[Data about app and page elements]
========

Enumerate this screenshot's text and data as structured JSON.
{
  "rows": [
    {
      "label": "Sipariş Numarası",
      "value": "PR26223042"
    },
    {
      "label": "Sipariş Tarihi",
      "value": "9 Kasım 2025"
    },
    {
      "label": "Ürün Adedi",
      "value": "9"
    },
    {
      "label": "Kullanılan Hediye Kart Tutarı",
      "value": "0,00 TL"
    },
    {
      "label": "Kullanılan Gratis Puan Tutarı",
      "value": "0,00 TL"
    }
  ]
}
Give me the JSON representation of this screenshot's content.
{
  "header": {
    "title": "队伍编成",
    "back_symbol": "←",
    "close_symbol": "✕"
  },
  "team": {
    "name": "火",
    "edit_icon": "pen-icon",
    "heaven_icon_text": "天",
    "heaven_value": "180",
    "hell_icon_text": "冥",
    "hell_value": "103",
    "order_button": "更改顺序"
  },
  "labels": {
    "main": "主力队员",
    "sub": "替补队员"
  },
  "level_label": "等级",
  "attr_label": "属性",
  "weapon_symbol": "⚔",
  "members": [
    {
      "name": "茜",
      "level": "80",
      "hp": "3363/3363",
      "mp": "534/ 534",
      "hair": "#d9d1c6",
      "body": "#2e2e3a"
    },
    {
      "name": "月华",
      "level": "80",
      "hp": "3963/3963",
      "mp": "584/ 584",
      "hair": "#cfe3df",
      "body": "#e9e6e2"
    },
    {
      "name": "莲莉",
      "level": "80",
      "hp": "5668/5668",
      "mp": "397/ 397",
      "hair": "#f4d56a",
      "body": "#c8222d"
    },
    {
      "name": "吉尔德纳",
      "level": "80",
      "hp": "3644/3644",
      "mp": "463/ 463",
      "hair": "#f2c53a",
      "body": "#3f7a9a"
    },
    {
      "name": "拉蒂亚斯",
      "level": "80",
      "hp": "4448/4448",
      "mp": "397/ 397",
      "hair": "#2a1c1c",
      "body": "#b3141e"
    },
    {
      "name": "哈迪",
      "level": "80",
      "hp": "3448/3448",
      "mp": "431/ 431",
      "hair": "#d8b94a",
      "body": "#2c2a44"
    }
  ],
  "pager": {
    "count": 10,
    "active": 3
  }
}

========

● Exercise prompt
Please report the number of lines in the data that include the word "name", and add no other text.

● Result for this exercise
7